User Manual Privacy Policy Disclaimer Contact us
  Advanced SearchBrowse

Item

ITEM ACTIONSEXPORT

Released

Journal Article

Age-related neural oscillation patterns during the processing of temporally manipulated speech

MPS-Authors
/persons/resource/persons73246

Wöstmann,  Malte
Max Planck Research Group Auditory Cognition, MPI for Human Cognitive and Brain Sciences, Max Planck Society;
International Max Planck Research School on Neuroscience of Communication, Leipzig, Germany;

External Ressource
No external resources are shared
Fulltext (public)
There are no public fulltexts stored in PuRe
Supplementary Material (public)
There is no public supplementary material available
Citation

Rufener, K. S., Oechslin, M. S., Wöstmann, M., Dellwo, V., & Meyer, M. (2016). Age-related neural oscillation patterns during the processing of temporally manipulated speech. Brain Topography, 29(3), 440-458. doi:10.1007/s10548-015-0464-0.

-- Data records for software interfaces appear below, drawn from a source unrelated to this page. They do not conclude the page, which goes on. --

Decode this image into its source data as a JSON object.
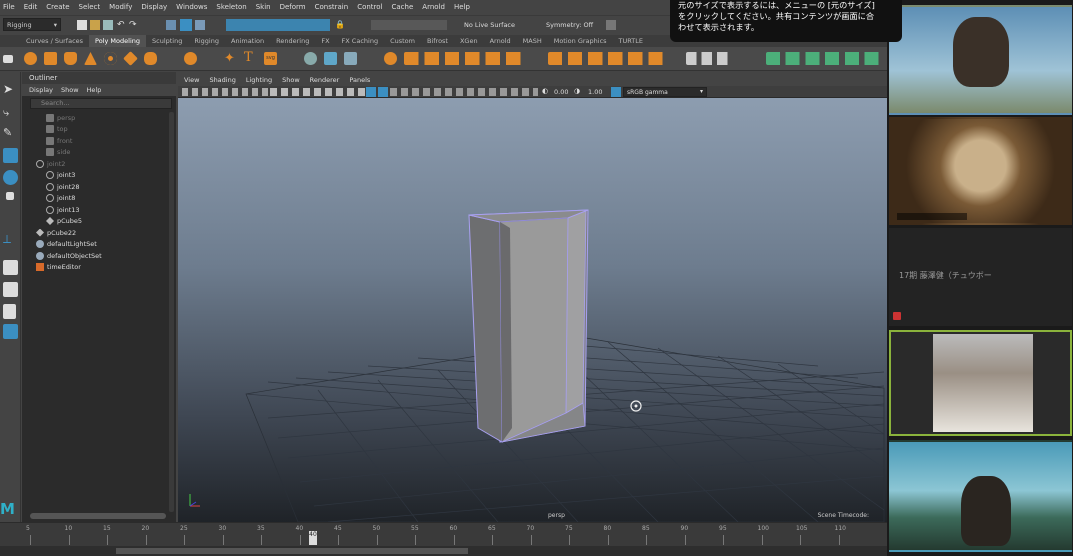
{
  "menubar": [
    "File",
    "Edit",
    "Create",
    "Select",
    "Modify",
    "Display",
    "Windows",
    "Skeleton",
    "Skin",
    "Deform",
    "Constrain",
    "Control",
    "Cache",
    "Arnold",
    "Help"
  ],
  "status": {
    "mode": "Rigging",
    "live_surface": "No Live Surface",
    "symmetry": "Symmetry: Off"
  },
  "shelf_tabs": [
    "Curves / Surfaces",
    "Poly Modeling",
    "Sculpting",
    "Rigging",
    "Animation",
    "Rendering",
    "FX",
    "FX Caching",
    "Custom",
    "Bifrost",
    "XGen",
    "Arnold",
    "MASH",
    "Motion Graphics",
    "TURTLE"
  ],
  "shelf_active": "Poly Modeling",
  "outliner": {
    "title": "Outliner",
    "menu": [
      "Display",
      "Show",
      "Help"
    ],
    "search_placeholder": "Search...",
    "items": [
      {
        "label": "persp",
        "style": "dim",
        "indent": 1,
        "icon": "camera-icon"
      },
      {
        "label": "top",
        "style": "dim",
        "indent": 1,
        "icon": "camera-icon"
      },
      {
        "label": "front",
        "style": "dim",
        "indent": 1,
        "icon": "camera-icon"
      },
      {
        "label": "side",
        "style": "dim",
        "indent": 1,
        "icon": "camera-icon"
      },
      {
        "label": "joint2",
        "style": "dim",
        "indent": 0,
        "icon": "joint-icon"
      },
      {
        "label": "joint3",
        "style": "lit",
        "indent": 1,
        "icon": "joint-icon"
      },
      {
        "label": "joint28",
        "style": "lit",
        "indent": 1,
        "icon": "joint-icon"
      },
      {
        "label": "joint8",
        "style": "lit",
        "indent": 1,
        "icon": "joint-icon"
      },
      {
        "label": "joint13",
        "style": "lit",
        "indent": 1,
        "icon": "joint-icon"
      },
      {
        "label": "pCube5",
        "style": "lit",
        "indent": 1,
        "icon": "mesh-icon"
      },
      {
        "label": "pCube22",
        "style": "lit",
        "indent": 0,
        "icon": "mesh-icon"
      },
      {
        "label": "defaultLightSet",
        "style": "lit",
        "indent": 0,
        "icon": "set-icon"
      },
      {
        "label": "defaultObjectSet",
        "style": "lit",
        "indent": 0,
        "icon": "set-icon"
      },
      {
        "label": "timeEditor",
        "style": "lit",
        "indent": 0,
        "icon": "time-editor-icon"
      }
    ]
  },
  "viewport": {
    "menu": [
      "View",
      "Shading",
      "Lighting",
      "Show",
      "Renderer",
      "Panels"
    ],
    "exposure": "0.00",
    "gamma": "1.00",
    "colorspace": "sRGB gamma",
    "camera_label": "persp",
    "timecode_label": "Scene Timecode:"
  },
  "timeline": {
    "ticks": [
      "5",
      "10",
      "15",
      "20",
      "25",
      "30",
      "35",
      "40",
      "45",
      "50",
      "55",
      "60",
      "65",
      "70",
      "75",
      "80",
      "85",
      "90",
      "95",
      "100",
      "105",
      "110"
    ],
    "current_frame": "40"
  },
  "notice": {
    "lines": [
      "元のサイズで表示するには、メニューの [元のサイズ]",
      "をクリックしてください。共有コンテンツが画面に合",
      "わせて表示されます。"
    ]
  },
  "participants": {
    "name_only_tile": "17期 藤澤健（チュウボー"
  },
  "colors": {
    "active_speaker_border": "#8bb33c",
    "maya_accent": "#3b8fc2",
    "shelf_orange": "#e0892a"
  }
}
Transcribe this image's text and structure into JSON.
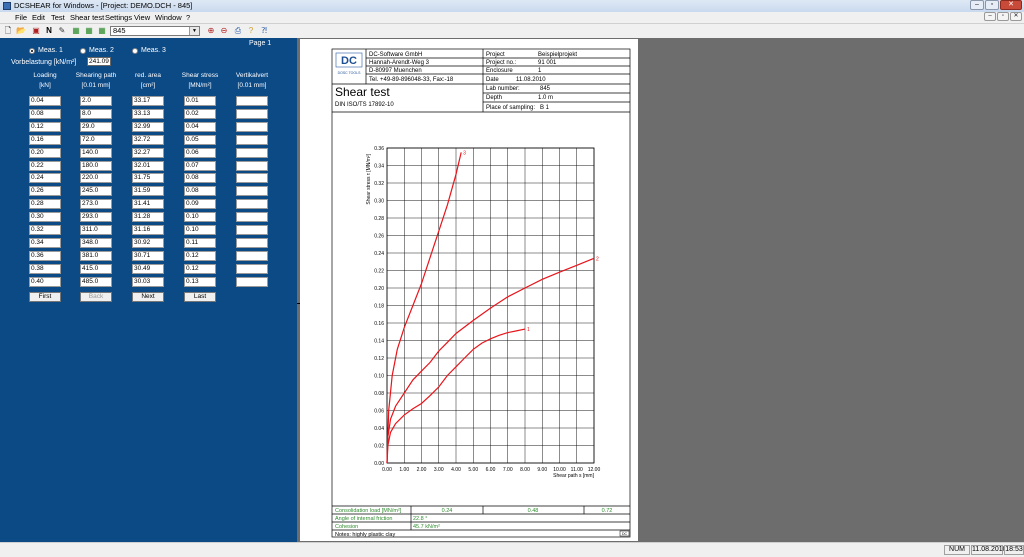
{
  "window": {
    "title": "DCSHEAR for Windows - [Project: DEMO.DCH - 845]"
  },
  "menu": [
    "File",
    "Edit",
    "Test",
    "Shear test",
    "Settings",
    "View",
    "Window",
    "?"
  ],
  "toolbar": {
    "sample_value": "845"
  },
  "left_panel": {
    "page_label": "Page 1",
    "radios": [
      {
        "label": "Meas. 1",
        "selected": true
      },
      {
        "label": "Meas. 2",
        "selected": false
      },
      {
        "label": "Meas. 3",
        "selected": false
      }
    ],
    "preload_label": "Vorbelastung [kN/m²]",
    "preload_value": "241.09",
    "columns": [
      {
        "name": "Loading",
        "unit": "[kN]"
      },
      {
        "name": "Shearing path",
        "unit": "[0.01 mm]"
      },
      {
        "name": "red. area",
        "unit": "[cm²]"
      },
      {
        "name": "Shear stress",
        "unit": "[MN/m²]"
      },
      {
        "name": "Vertikalvert",
        "unit": "[0.01 mm]"
      }
    ],
    "rows": [
      [
        "0.04",
        "2.0",
        "33.17",
        "0.01",
        ""
      ],
      [
        "0.08",
        "8.0",
        "33.13",
        "0.02",
        ""
      ],
      [
        "0.12",
        "29.0",
        "32.99",
        "0.04",
        ""
      ],
      [
        "0.16",
        "72.0",
        "32.72",
        "0.05",
        ""
      ],
      [
        "0.20",
        "140.0",
        "32.27",
        "0.06",
        ""
      ],
      [
        "0.22",
        "180.0",
        "32.01",
        "0.07",
        ""
      ],
      [
        "0.24",
        "220.0",
        "31.75",
        "0.08",
        ""
      ],
      [
        "0.26",
        "245.0",
        "31.59",
        "0.08",
        ""
      ],
      [
        "0.28",
        "273.0",
        "31.41",
        "0.09",
        ""
      ],
      [
        "0.30",
        "293.0",
        "31.28",
        "0.10",
        ""
      ],
      [
        "0.32",
        "311.0",
        "31.16",
        "0.10",
        ""
      ],
      [
        "0.34",
        "348.0",
        "30.92",
        "0.11",
        ""
      ],
      [
        "0.36",
        "381.0",
        "30.71",
        "0.12",
        ""
      ],
      [
        "0.38",
        "415.0",
        "30.49",
        "0.12",
        ""
      ],
      [
        "0.40",
        "485.0",
        "30.03",
        "0.13",
        ""
      ]
    ],
    "buttons": [
      "First",
      "Back",
      "Next",
      "Last"
    ]
  },
  "report": {
    "company": [
      "DC-Software GmbH",
      "Hannah-Arendt-Weg 3",
      "D-80997 Muenchen",
      "Tel. +49-89-896048-33, Fax:-18"
    ],
    "logo_text": "DC",
    "logo_sub": "DOSC TOOLS",
    "project_fields": [
      {
        "label": "Project",
        "value": "Beispielprojekt"
      },
      {
        "label": "Project no.:",
        "value": "91 001"
      },
      {
        "label": "Enclosure",
        "value": "1"
      },
      {
        "label": "Date",
        "value": "11.08.2010"
      }
    ],
    "title": "Shear test",
    "norm": "DIN ISO/TS 17892-10",
    "lab_fields": [
      {
        "label": "Lab number:",
        "value": "845"
      },
      {
        "label": "Depth",
        "value": "1.0 m"
      },
      {
        "label": "Place of sampling:",
        "value": "B 1"
      }
    ],
    "consolidation_label": "Consolidation load [MN/m²]",
    "consolidation_values": [
      "0.24",
      "0.48",
      "0.72"
    ],
    "friction_label": "Angle of internal friction",
    "friction_value": "22.8 °",
    "cohesion_label": "Cohesion",
    "cohesion_value": "45.7 kN/m²",
    "notes": "Notes: highly plastic clay",
    "corner_mark": "DC"
  },
  "chart_data": {
    "type": "line",
    "xlabel": "Shear path s [mm]",
    "ylabel": "Shear stress τ [MN/m²]",
    "xlim": [
      0,
      12
    ],
    "ylim": [
      0,
      0.36
    ],
    "xticks": [
      "0.00",
      "1.00",
      "2.00",
      "3.00",
      "4.00",
      "5.00",
      "6.00",
      "7.00",
      "8.00",
      "9.00",
      "10.00",
      "11.00",
      "12.00"
    ],
    "yticks": [
      "0.00",
      "0.02",
      "0.04",
      "0.06",
      "0.08",
      "0.10",
      "0.12",
      "0.14",
      "0.16",
      "0.18",
      "0.20",
      "0.22",
      "0.24",
      "0.26",
      "0.28",
      "0.30",
      "0.32",
      "0.34",
      "0.36"
    ],
    "grid": true,
    "series": [
      {
        "name": "1",
        "color": "#e8141a",
        "x": [
          0,
          0.05,
          0.2,
          0.5,
          1.0,
          1.5,
          2.0,
          2.5,
          3.0,
          3.5,
          4.0,
          4.5,
          5.0,
          5.5,
          6.0,
          6.5,
          7.0,
          7.5,
          8.0
        ],
        "y": [
          0,
          0.02,
          0.035,
          0.045,
          0.055,
          0.062,
          0.068,
          0.077,
          0.087,
          0.1,
          0.11,
          0.12,
          0.13,
          0.137,
          0.142,
          0.146,
          0.149,
          0.151,
          0.153
        ]
      },
      {
        "name": "2",
        "color": "#e8141a",
        "x": [
          0,
          0.05,
          0.2,
          0.5,
          1.0,
          1.5,
          2.0,
          2.5,
          3.0,
          3.5,
          4.0,
          5.0,
          6.0,
          7.0,
          8.0,
          9.0,
          10.0,
          11.0,
          12.0
        ],
        "y": [
          0,
          0.03,
          0.05,
          0.065,
          0.08,
          0.095,
          0.105,
          0.115,
          0.128,
          0.138,
          0.148,
          0.163,
          0.177,
          0.19,
          0.2,
          0.21,
          0.218,
          0.226,
          0.234
        ]
      },
      {
        "name": "3",
        "color": "#e8141a",
        "x": [
          0,
          0.1,
          0.3,
          0.6,
          1.0,
          1.5,
          2.0,
          2.5,
          3.0,
          3.5,
          4.0,
          4.3
        ],
        "y": [
          0,
          0.06,
          0.1,
          0.13,
          0.155,
          0.18,
          0.205,
          0.235,
          0.265,
          0.295,
          0.33,
          0.355
        ]
      }
    ]
  }
}
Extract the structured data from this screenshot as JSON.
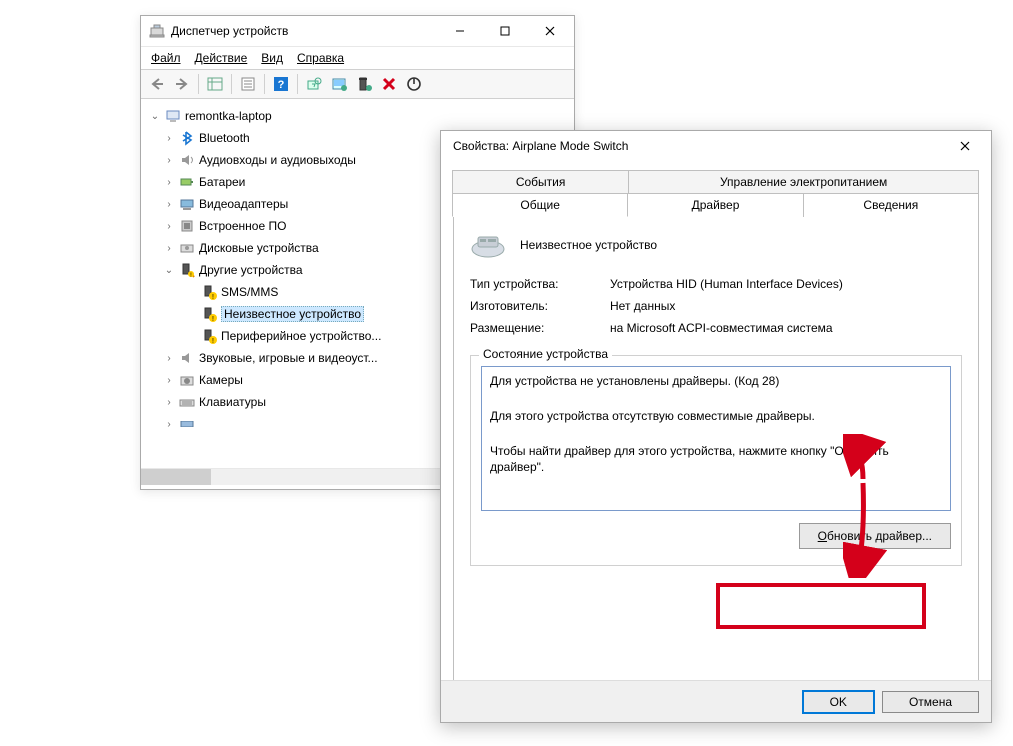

Cite as: http://hdl.handle.net/11858/00-001M-0000-002B-197C-D
Abstract
This EEG-study aims to investigate age-related differences in the neural oscillation patterns during the processing of temporally modulated speech. Viewing from a lifespan perspective, we recorded the electroencephalogram (EEG) data of three age samples: young adults, middle-aged adults and older adults. Stimuli consisted of temporally degraded sentences in Swedish—a language unfamiliar to all participants. We found age-related differences in phonetic pattern matching when participants were presented with envelope-degraded sentences, whereas no such age-effect was observed in the processing of fine-structure-degraded sentences. Irrespective of age, during speech processing the EEG data revealed a relationship between envelope information and the theta band (4–8 Hz) activity. Additionally, an association between fine-structure information and the gamma band (30–48 Hz) activity was found. No interaction, however, was found between acoustic manipulation of stimuli and age. Importantly, our main finding was paralleled by an overall enhanced power in older adults in high frequencies (gamma: 30–48 Hz). This occurred irrespective of condition. For the most part, this result is in line with the Asymmetric Sampling in Time framework (Poeppel in Speech Commun 41:245–255, 2003), which assumes an isomorphic correspondence between frequency modulations in neurophysiological patterns and acoustic oscillations in spoken language. We conclude that speech-specific neural networks show strong stability over adulthood, despite initial processes of cortical degeneration indicated by enhanced gamma power. The results of our study therefore confirm the concept that sensory and cognitive processes undergo multidirectional trajectories within the context of healthy aging.